→ Instructions for the task: Reply only with how many lines in these entries hold the string "gear".

→ Recorded information:
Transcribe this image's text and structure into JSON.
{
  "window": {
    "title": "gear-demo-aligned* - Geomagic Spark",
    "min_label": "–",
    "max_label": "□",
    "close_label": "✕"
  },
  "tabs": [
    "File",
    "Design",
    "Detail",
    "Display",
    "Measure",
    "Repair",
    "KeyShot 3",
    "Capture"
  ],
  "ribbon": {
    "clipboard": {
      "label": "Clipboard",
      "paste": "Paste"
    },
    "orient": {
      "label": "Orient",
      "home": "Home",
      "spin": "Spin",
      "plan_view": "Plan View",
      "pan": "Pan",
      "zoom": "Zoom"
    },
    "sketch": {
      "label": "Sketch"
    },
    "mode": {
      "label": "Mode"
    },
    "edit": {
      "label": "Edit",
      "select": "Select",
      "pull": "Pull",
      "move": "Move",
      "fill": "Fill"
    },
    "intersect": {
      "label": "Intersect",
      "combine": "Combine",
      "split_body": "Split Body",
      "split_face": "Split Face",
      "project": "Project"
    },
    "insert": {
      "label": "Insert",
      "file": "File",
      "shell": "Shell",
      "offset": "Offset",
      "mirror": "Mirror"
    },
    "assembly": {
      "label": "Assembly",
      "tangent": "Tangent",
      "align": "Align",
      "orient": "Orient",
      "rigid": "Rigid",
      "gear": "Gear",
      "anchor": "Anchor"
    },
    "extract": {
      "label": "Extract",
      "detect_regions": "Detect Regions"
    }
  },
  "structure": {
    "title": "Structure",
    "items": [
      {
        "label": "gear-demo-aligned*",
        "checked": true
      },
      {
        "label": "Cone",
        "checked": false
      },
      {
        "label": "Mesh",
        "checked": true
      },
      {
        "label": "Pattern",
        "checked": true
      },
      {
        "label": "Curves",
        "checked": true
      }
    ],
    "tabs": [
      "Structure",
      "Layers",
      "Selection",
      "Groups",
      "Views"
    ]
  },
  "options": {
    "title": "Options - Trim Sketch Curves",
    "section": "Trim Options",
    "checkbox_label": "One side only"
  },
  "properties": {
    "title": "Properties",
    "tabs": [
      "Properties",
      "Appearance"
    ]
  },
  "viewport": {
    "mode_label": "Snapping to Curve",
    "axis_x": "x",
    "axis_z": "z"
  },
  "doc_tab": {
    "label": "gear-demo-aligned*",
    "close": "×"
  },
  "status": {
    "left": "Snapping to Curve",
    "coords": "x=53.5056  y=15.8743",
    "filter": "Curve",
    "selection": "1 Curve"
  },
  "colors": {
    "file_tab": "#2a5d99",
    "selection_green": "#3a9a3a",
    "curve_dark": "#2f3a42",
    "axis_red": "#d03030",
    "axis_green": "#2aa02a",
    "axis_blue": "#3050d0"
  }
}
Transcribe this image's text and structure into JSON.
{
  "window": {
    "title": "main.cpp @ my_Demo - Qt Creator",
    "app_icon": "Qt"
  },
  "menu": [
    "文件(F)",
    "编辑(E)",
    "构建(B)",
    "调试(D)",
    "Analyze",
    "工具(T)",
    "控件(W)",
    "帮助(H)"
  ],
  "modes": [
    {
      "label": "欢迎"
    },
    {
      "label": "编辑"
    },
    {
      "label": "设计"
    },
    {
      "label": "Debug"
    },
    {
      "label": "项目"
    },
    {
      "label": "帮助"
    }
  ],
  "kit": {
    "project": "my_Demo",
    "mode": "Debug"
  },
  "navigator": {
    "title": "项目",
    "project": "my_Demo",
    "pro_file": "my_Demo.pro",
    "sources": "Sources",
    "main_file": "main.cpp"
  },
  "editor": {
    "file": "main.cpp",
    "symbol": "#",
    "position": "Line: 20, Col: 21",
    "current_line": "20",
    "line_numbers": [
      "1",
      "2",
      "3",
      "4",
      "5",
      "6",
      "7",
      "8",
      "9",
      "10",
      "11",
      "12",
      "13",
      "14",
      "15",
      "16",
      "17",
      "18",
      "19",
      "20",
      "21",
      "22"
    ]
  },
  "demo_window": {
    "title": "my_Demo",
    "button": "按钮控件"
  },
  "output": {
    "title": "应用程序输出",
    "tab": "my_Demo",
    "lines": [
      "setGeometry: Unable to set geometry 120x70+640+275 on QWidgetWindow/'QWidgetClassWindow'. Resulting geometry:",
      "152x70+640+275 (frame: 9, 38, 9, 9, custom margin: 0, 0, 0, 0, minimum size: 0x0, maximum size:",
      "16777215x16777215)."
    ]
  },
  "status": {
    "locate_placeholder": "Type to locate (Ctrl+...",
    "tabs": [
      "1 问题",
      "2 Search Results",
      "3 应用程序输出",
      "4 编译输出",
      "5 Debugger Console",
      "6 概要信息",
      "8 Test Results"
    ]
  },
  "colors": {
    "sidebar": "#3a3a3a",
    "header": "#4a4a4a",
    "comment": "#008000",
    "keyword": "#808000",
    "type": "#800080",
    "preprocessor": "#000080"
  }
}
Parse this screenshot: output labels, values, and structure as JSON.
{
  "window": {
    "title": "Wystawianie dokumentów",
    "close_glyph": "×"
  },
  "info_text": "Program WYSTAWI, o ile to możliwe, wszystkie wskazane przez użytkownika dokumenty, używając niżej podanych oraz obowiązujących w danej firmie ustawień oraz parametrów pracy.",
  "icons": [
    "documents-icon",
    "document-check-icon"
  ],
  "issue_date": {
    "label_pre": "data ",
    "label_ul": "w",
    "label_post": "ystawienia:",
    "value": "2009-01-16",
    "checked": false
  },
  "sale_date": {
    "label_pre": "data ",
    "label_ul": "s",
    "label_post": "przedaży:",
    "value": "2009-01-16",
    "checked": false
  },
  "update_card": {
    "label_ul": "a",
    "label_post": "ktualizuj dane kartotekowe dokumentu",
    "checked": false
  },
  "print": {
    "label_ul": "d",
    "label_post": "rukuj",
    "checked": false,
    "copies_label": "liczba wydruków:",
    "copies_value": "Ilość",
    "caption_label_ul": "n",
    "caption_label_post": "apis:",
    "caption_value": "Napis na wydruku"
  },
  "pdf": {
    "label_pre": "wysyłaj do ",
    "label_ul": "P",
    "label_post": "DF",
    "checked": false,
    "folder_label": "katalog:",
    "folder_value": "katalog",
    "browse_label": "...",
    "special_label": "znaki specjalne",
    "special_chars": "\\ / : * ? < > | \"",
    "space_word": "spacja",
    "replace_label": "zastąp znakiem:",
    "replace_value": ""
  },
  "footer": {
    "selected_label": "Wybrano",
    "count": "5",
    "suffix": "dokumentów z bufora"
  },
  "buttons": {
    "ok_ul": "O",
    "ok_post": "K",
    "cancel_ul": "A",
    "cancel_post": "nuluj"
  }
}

→ Result for this task: 4